= Exercise instructions =
Whenever a line below includes the string "source", show it.
___ Data excerpts
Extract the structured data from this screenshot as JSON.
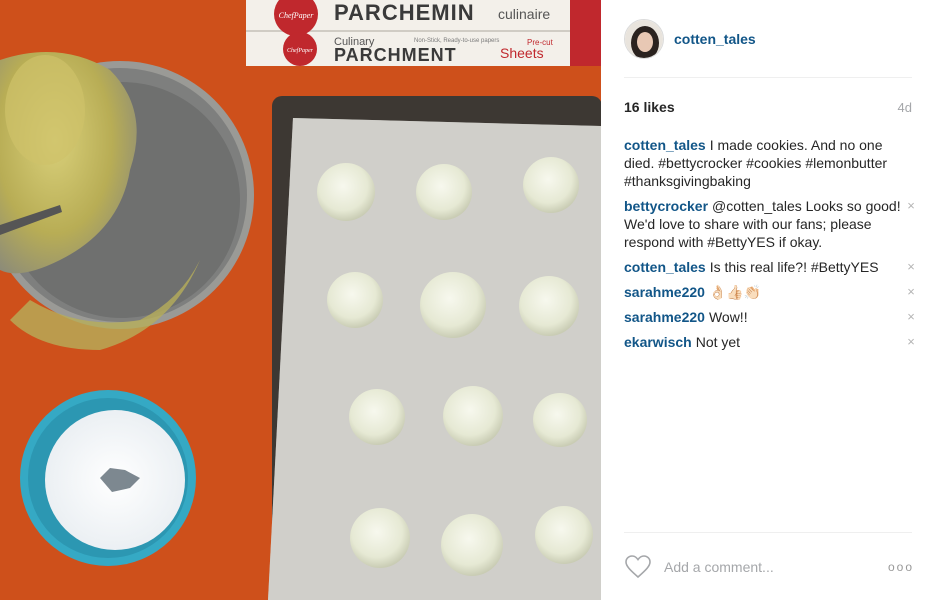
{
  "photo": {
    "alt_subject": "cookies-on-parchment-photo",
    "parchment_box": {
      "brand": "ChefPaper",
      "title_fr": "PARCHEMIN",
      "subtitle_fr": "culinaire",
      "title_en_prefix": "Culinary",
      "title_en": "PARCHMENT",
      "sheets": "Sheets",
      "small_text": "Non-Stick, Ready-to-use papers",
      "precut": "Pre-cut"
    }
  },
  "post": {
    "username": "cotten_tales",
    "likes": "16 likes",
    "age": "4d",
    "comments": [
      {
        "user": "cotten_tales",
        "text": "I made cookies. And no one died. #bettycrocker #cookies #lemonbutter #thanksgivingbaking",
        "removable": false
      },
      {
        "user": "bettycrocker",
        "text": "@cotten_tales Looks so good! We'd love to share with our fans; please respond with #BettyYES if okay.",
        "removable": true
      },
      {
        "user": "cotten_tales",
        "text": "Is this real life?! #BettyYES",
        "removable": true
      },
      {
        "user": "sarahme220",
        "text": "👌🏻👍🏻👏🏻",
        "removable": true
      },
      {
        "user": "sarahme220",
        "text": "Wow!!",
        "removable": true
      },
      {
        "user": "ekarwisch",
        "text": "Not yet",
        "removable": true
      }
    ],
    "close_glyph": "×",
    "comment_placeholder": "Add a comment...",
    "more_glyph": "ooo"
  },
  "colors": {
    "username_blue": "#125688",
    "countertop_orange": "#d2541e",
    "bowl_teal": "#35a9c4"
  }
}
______
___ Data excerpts
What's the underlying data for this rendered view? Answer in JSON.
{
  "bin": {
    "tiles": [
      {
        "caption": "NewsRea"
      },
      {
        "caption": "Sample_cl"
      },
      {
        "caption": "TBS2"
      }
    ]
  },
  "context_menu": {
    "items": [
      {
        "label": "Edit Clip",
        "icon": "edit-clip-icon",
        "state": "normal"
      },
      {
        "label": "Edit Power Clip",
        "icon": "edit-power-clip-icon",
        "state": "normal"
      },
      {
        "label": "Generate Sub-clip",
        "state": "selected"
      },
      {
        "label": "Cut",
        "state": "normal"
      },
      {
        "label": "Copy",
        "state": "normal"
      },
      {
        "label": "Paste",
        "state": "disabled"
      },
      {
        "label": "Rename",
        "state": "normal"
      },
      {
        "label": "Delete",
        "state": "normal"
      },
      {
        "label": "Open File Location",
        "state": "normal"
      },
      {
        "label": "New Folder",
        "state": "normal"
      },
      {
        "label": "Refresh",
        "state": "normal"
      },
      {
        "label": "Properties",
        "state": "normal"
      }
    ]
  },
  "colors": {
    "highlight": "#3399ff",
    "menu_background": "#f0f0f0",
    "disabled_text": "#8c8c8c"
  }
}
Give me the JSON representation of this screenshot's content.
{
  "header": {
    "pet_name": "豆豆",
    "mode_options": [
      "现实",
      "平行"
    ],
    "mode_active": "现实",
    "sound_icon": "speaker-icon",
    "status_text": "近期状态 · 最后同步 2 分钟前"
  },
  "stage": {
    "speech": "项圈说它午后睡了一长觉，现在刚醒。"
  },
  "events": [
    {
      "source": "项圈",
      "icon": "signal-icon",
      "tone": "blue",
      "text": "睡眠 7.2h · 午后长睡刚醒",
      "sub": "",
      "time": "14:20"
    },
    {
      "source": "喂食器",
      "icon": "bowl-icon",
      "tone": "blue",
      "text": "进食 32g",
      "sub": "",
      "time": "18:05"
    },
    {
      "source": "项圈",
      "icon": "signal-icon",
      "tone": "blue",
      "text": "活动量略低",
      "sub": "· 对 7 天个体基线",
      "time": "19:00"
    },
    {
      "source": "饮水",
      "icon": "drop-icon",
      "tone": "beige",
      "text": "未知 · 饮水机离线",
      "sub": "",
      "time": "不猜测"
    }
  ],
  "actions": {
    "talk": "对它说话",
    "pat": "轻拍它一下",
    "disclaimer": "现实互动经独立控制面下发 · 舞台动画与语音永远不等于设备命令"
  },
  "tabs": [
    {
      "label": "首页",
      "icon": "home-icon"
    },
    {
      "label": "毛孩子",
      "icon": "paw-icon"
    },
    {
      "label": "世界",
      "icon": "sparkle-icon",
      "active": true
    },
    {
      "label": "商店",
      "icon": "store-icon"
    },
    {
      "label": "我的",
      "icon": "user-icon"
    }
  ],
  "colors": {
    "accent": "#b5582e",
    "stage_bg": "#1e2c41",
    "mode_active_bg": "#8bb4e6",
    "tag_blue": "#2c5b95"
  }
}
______
= Response to the exercise =
      "source": "项圈",
      "source": "喂食器",
      "source": "项圈",
      "source": "饮水",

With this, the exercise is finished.